As it turned out, Ezra was never on the “A” team. When Aria confronts him with her friends’ suspicions, the budding writer confesses that he’s actually working on a true-crime novel about the murder in question, of the girls’ friend Ali, with whom he had a bit of a flirtation years ago. That’s what originally brought him to Rosewood High, and into Aria’s life. He knew who she was, and how old she was, when they met in a college bar. Oh, and although he hasn’t exactly gone out of his way to protect the Liars in the past, he has a few theories they might want to hear about.
This doesn’t make Ezra the villain in any sort of murderous way, but the triple-whammy revelation that he knowingly went after an underage girl, failed to step in at times when her and her friends’ lives were in danger, and spent years lying to Aria about all of it paints him as a scummy enough character. In one of PLL‘s all-time most emotional scenes, Aria raids his notes and thoroughly trashes his apartment, smashing valuables as she cries and screams. It’s clear the writers put this scene in because they wanted to make us understand how deeply Ezra hurt her. This would have made a fine resolution to their storyline, I think; it wasn’t Aria pressing statutory rape charges, but it underlined how damaging his behavior towards her had been, since the beginning.
But Aria and Ezra’s story wasn’t over — it continued in the season finale. First, he shows up in Ali’s (she’s alive, by the way) flashback tale of her long last night in Rosewood, as a nice guy who keeps his hands off her as soon as he realizes she’s in high school. And in the final few minutes of the season, he’s a full-on deus ex machina, showing up to save the girls’ lives by fighting (a still-masked) “A.” When the villain escapes, it’s revealed that Ezra has been shot — perhaps fatally. Aria sobs as he loses consciousness.
So, Ezra dies a hero? Or, as this interview with PLL executive producer Marlene King suggests, survives to reunite with his one true student-love?
Among other conclusions, this leaves little room to hope that PLL will ever get it “right” with Ezria. The show, it seems, just isn’t interested in teaching its young viewers any real-life lessons about the kind of teacher who dates high-school girls (or, for that matter, the kind of guy who’s willing to lie and scheme his way through a years-long relationship). Like the aforementioned Skins and Gossip Girl before it — not to mention just about every TV show whose primary audience is adults — PLL exists not to educate but to tell a provocative, addictive story.

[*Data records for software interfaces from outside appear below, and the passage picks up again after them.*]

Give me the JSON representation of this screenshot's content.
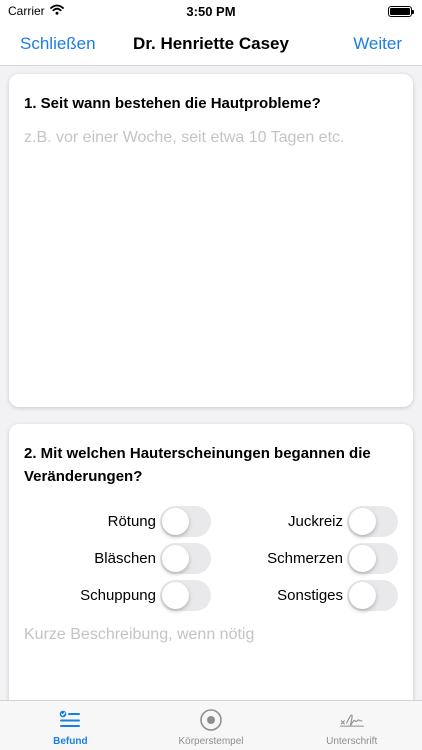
{
  "status_bar": {
    "carrier": "Carrier",
    "time": "3:50 PM"
  },
  "nav": {
    "close_label": "Schließen",
    "title": "Dr. Henriette Casey",
    "next_label": "Weiter"
  },
  "question1": {
    "title": "1. Seit wann bestehen die Hautprobleme?",
    "placeholder": "z.B. vor einer Woche, seit etwa 10 Tagen etc.",
    "value": ""
  },
  "question2": {
    "title": "2. Mit welchen Hauterscheinungen begannen die Veränderungen?",
    "toggles": [
      {
        "label": "Rötung",
        "on": false
      },
      {
        "label": "Juckreiz",
        "on": false
      },
      {
        "label": "Bläschen",
        "on": false
      },
      {
        "label": "Schmerzen",
        "on": false
      },
      {
        "label": "Schuppung",
        "on": false
      },
      {
        "label": "Sonstiges",
        "on": false
      }
    ],
    "placeholder": "Kurze Beschreibung, wenn nötig",
    "value": ""
  },
  "tabs": [
    {
      "label": "Befund",
      "icon": "checklist-icon",
      "active": true
    },
    {
      "label": "Körperstempel",
      "icon": "target-icon",
      "active": false
    },
    {
      "label": "Unterschrift",
      "icon": "signature-icon",
      "active": false
    }
  ],
  "colors": {
    "accent": "#1a7ee6",
    "inactive": "#8e8e93",
    "placeholder": "#c4c4c8",
    "switch_off": "#e9e9eb"
  }
}
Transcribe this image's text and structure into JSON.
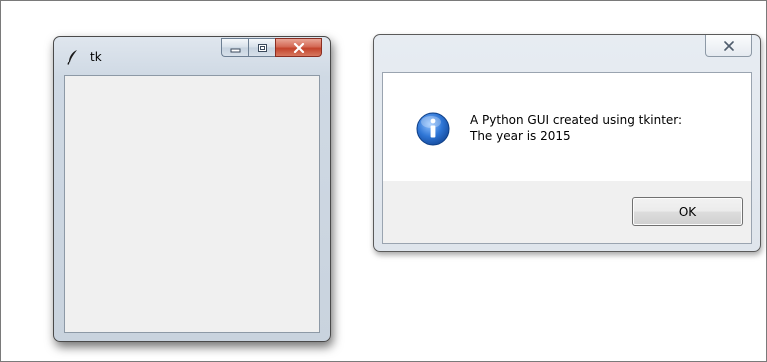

So, here’s the question I’m left with: Does the show’s young, female viewer base mean it has a responsibility to adequately vilify Ezra? Does it owe its audience the reality check of taking all the romance out of this relationship? The answer seems clear, from a certain perspective: of course Pretty Little Liars should be careful not to fill its impressionable fans’ heads with dangerous misapprehensions about teacher-student love affairs. But on the other hand, I can’t bring myself to entirely get on board with the idea that — as they read classic, complex literature in their high-school classes and go about their own complicated lives — entertainment meant primarily for them must be sanitized or policed for morally upright messaging. I’m torn, is what I’m saying. Neither conclusion seems entirely adequate.
So, readers, PLL fans of all ages, what do you think? Did the show fail its viewers, or were critics of Ezria expecting too much of a soap opera that just happens to be about teenagers?